## Data to process

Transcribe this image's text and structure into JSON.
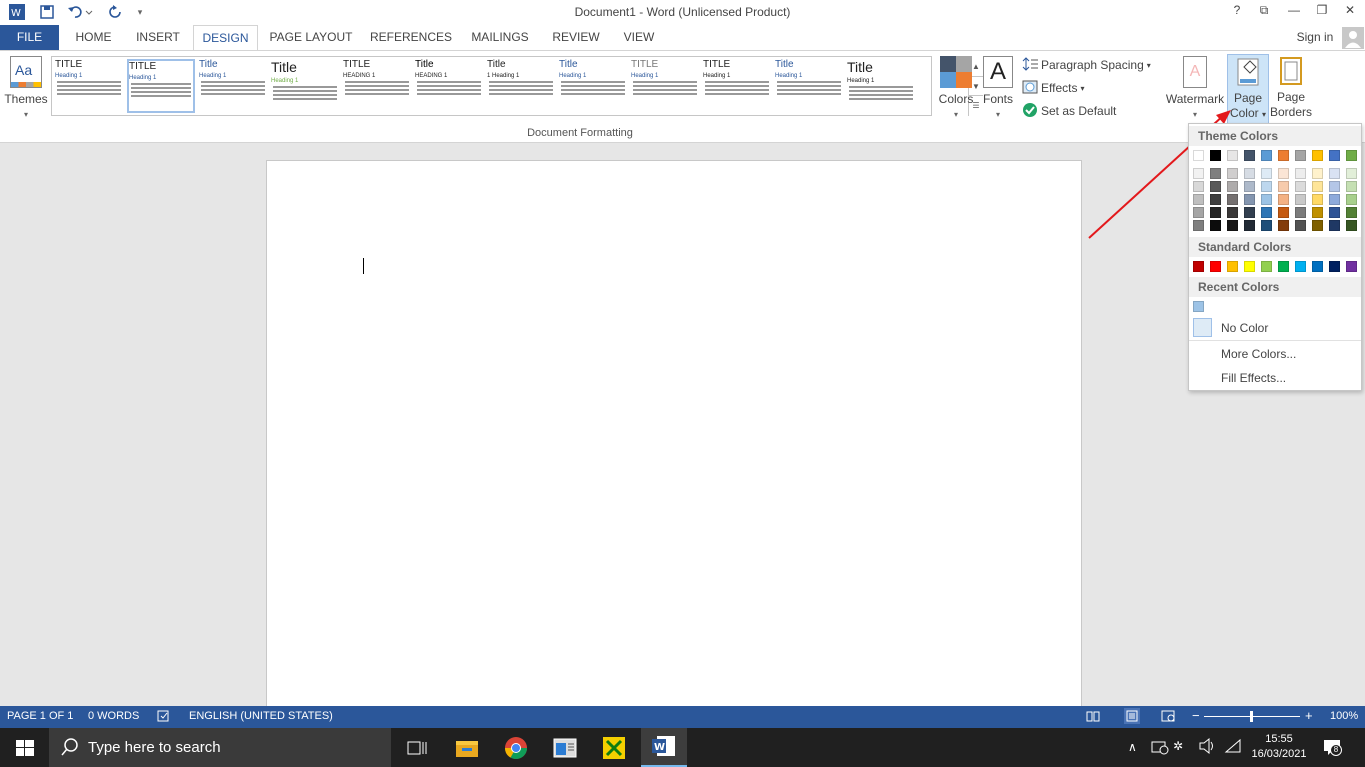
{
  "titlebar": {
    "title": "Document1 - Word (Unlicensed Product)",
    "help": "?",
    "controls": [
      "?",
      "⧉",
      "—",
      "❐",
      "✕"
    ]
  },
  "tabs": {
    "file": "FILE",
    "home": "HOME",
    "insert": "INSERT",
    "design": "DESIGN",
    "page_layout": "PAGE LAYOUT",
    "references": "REFERENCES",
    "mailings": "MAILINGS",
    "review": "REVIEW",
    "view": "VIEW",
    "sign_in": "Sign in"
  },
  "ribbon": {
    "themes": "Themes",
    "colors": "Colors",
    "fonts": "Fonts",
    "fonts_glyph": "A",
    "paragraph_spacing": "Paragraph Spacing",
    "effects": "Effects",
    "set_as_default": "Set as Default",
    "watermark": "Watermark",
    "page_color_1": "Page",
    "page_color_2": "Color",
    "page_borders_1": "Page",
    "page_borders_2": "Borders",
    "group_label": "Document Formatting",
    "gallery": [
      {
        "title": "TITLE",
        "heading": "Heading 1"
      },
      {
        "title": "TITLE",
        "heading": "Heading 1"
      },
      {
        "title": "Title",
        "heading": "Heading 1"
      },
      {
        "title": "Title",
        "heading": "Heading 1"
      },
      {
        "title": "TITLE",
        "heading": "HEADING 1"
      },
      {
        "title": "Title",
        "heading": "HEADING 1"
      },
      {
        "title": "Title",
        "heading": "1 Heading 1"
      },
      {
        "title": "Title",
        "heading": "Heading 1"
      },
      {
        "title": "TITLE",
        "heading": "Heading 1"
      },
      {
        "title": "TITLE",
        "heading": "Heading 1"
      },
      {
        "title": "Title",
        "heading": "Heading 1"
      },
      {
        "title": "Title",
        "heading": "Heading 1"
      }
    ]
  },
  "page_color_menu": {
    "theme_colors": "Theme Colors",
    "standard_colors": "Standard Colors",
    "recent_colors": "Recent Colors",
    "no_color": "No Color",
    "more_colors": "More Colors...",
    "fill_effects": "Fill Effects...",
    "theme_top_row": [
      "#ffffff",
      "#000000",
      "#e7e6e6",
      "#44546a",
      "#5b9bd5",
      "#ed7d31",
      "#a5a5a5",
      "#ffc000",
      "#4472c4",
      "#70ad47"
    ],
    "theme_shades": [
      [
        "#f2f2f2",
        "#7f7f7f",
        "#d0cece",
        "#d6dce4",
        "#deebf6",
        "#fbe5d5",
        "#ededed",
        "#fff2cc",
        "#d9e2f3",
        "#e2efd9"
      ],
      [
        "#d8d8d8",
        "#595959",
        "#aeabab",
        "#adb9ca",
        "#bdd7ee",
        "#f7cbac",
        "#dbdbdb",
        "#fee599",
        "#b4c6e7",
        "#c5e0b3"
      ],
      [
        "#bfbfbf",
        "#3f3f3f",
        "#757070",
        "#8496b0",
        "#9cc3e5",
        "#f4b183",
        "#c9c9c9",
        "#ffd965",
        "#8eaadb",
        "#a8d08d"
      ],
      [
        "#a5a5a5",
        "#262626",
        "#3a3838",
        "#323f4f",
        "#2e75b5",
        "#c55a11",
        "#7b7b7b",
        "#bf9000",
        "#2f5496",
        "#538135"
      ],
      [
        "#7f7f7f",
        "#0c0c0c",
        "#171616",
        "#222a35",
        "#1e4e79",
        "#833c0b",
        "#525252",
        "#7f6000",
        "#1f3864",
        "#375623"
      ]
    ],
    "standard": [
      "#c00000",
      "#ff0000",
      "#ffc000",
      "#ffff00",
      "#92d050",
      "#00b050",
      "#00b0f0",
      "#0070c0",
      "#002060",
      "#7030a0"
    ],
    "recent": [
      "#9dc3e6"
    ]
  },
  "status": {
    "page": "PAGE 1 OF 1",
    "words": "0 WORDS",
    "language": "ENGLISH (UNITED STATES)",
    "zoom": "100%"
  },
  "taskbar": {
    "search_placeholder": "Type here to search",
    "time": "15:55",
    "date": "16/03/2021",
    "notifications": "8"
  }
}
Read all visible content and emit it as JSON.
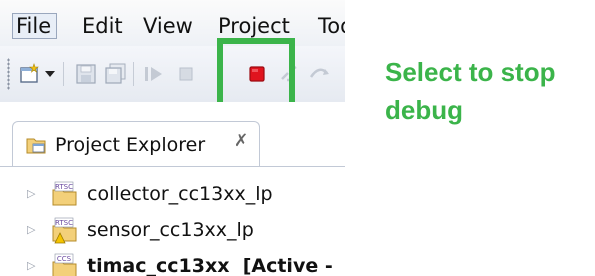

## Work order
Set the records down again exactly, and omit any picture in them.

## Answer section
Transcribe this image's text and structure into JSON.
{
  "titlebar": {
    "title": "Document1 - Word (Unlicensed Product)",
    "help": "?",
    "controls": [
      "?",
      "⧉",
      "—",
      "❐",
      "✕"
    ]
  },
  "tabs": {
    "file": "FILE",
    "home": "HOME",
    "insert": "INSERT",
    "design": "DESIGN",
    "page_layout": "PAGE LAYOUT",
    "references": "REFERENCES",
    "mailings": "MAILINGS",
    "review": "REVIEW",
    "view": "VIEW",
    "sign_in": "Sign in"
  },
  "ribbon": {
    "themes": "Themes",
    "colors": "Colors",
    "fonts": "Fonts",
    "fonts_glyph": "A",
    "paragraph_spacing": "Paragraph Spacing",
    "effects": "Effects",
    "set_as_default": "Set as Default",
    "watermark": "Watermark",
    "page_color_1": "Page",
    "page_color_2": "Color",
    "page_borders_1": "Page",
    "page_borders_2": "Borders",
    "group_label": "Document Formatting",
    "gallery": [
      {
        "title": "TITLE",
        "heading": "Heading 1"
      },
      {
        "title": "TITLE",
        "heading": "Heading 1"
      },
      {
        "title": "Title",
        "heading": "Heading 1"
      },
      {
        "title": "Title",
        "heading": "Heading 1"
      },
      {
        "title": "TITLE",
        "heading": "HEADING 1"
      },
      {
        "title": "Title",
        "heading": "HEADING 1"
      },
      {
        "title": "Title",
        "heading": "1 Heading 1"
      },
      {
        "title": "Title",
        "heading": "Heading 1"
      },
      {
        "title": "TITLE",
        "heading": "Heading 1"
      },
      {
        "title": "TITLE",
        "heading": "Heading 1"
      },
      {
        "title": "Title",
        "heading": "Heading 1"
      },
      {
        "title": "Title",
        "heading": "Heading 1"
      }
    ]
  },
  "page_color_menu": {
    "theme_colors": "Theme Colors",
    "standard_colors": "Standard Colors",
    "recent_colors": "Recent Colors",
    "no_color": "No Color",
    "more_colors": "More Colors...",
    "fill_effects": "Fill Effects...",
    "theme_top_row": [
      "#ffffff",
      "#000000",
      "#e7e6e6",
      "#44546a",
      "#5b9bd5",
      "#ed7d31",
      "#a5a5a5",
      "#ffc000",
      "#4472c4",
      "#70ad47"
    ],
    "theme_shades": [
      [
        "#f2f2f2",
        "#7f7f7f",
        "#d0cece",
        "#d6dce4",
        "#deebf6",
        "#fbe5d5",
        "#ededed",
        "#fff2cc",
        "#d9e2f3",
        "#e2efd9"
      ],
      [
        "#d8d8d8",
        "#595959",
        "#aeabab",
        "#adb9ca",
        "#bdd7ee",
        "#f7cbac",
        "#dbdbdb",
        "#fee599",
        "#b4c6e7",
        "#c5e0b3"
      ],
      [
        "#bfbfbf",
        "#3f3f3f",
        "#757070",
        "#8496b0",
        "#9cc3e5",
        "#f4b183",
        "#c9c9c9",
        "#ffd965",
        "#8eaadb",
        "#a8d08d"
      ],
      [
        "#a5a5a5",
        "#262626",
        "#3a3838",
        "#323f4f",
        "#2e75b5",
        "#c55a11",
        "#7b7b7b",
        "#bf9000",
        "#2f5496",
        "#538135"
      ],
      [
        "#7f7f7f",
        "#0c0c0c",
        "#171616",
        "#222a35",
        "#1e4e79",
        "#833c0b",
        "#525252",
        "#7f6000",
        "#1f3864",
        "#375623"
      ]
    ],
    "standard": [
      "#c00000",
      "#ff0000",
      "#ffc000",
      "#ffff00",
      "#92d050",
      "#00b050",
      "#00b0f0",
      "#0070c0",
      "#002060",
      "#7030a0"
    ],
    "recent": [
      "#9dc3e6"
    ]
  },
  "status": {
    "page": "PAGE 1 OF 1",
    "words": "0 WORDS",
    "language": "ENGLISH (UNITED STATES)",
    "zoom": "100%"
  },
  "taskbar": {
    "search_placeholder": "Type here to search",
    "time": "15:55",
    "date": "16/03/2021",
    "notifications": "8"
  }
}
Read all visible content and emit it as JSON.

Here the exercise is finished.